This first book of poems by a writer who has also published a number of much-admired short stories strikes me as a bravely unfashionable book. It is a welcome one in the face of the sometimes tired descriptions and excessively private voices in the prevailing "poetry of nuance." What makes Huddle's poems different is the narrative that informs them; taken together, they tell the story of a boy growing up in a rural community in the '50s, of his family, his friends, of what he sees and hears as he delivers the newspaper to the townspeople, a cast of fascinating characters.

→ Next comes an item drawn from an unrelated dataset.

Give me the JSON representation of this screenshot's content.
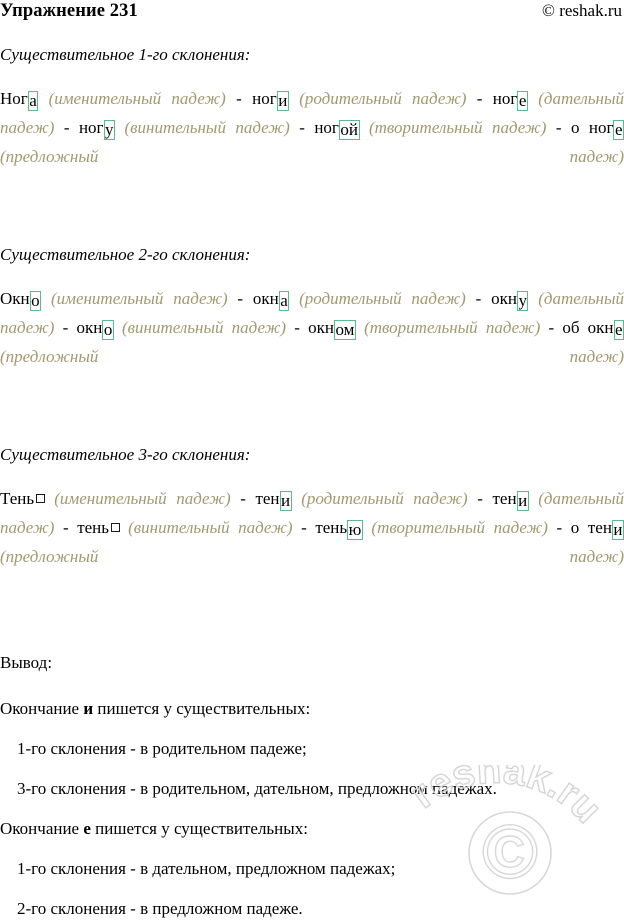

For Huddle, memory is a kind of sacrament, rescuing people and places and events from insignificance, and this makes for a wonderfully outward poetry full of real speech and real people, vivid detail and emotion deeply felt and truly rendered, as in this passage about burying his grandfather: It was sunny and cold, but I didn't feel anything, I was like something cut out of a sheet of tin, and then I saw my father take off his glasses, doing what I'd never in 30 years seen him do, and swab at his eyes, and I felt a hurt snap through my whole body, wanted just for that instant to plunge down with him into that grave, going down into black dirt, keep going down with him the rest of my life.

Paper Boy reads like prose but has the quickness and illumination of poetry, marking Huddle as an original and distinctive American voice.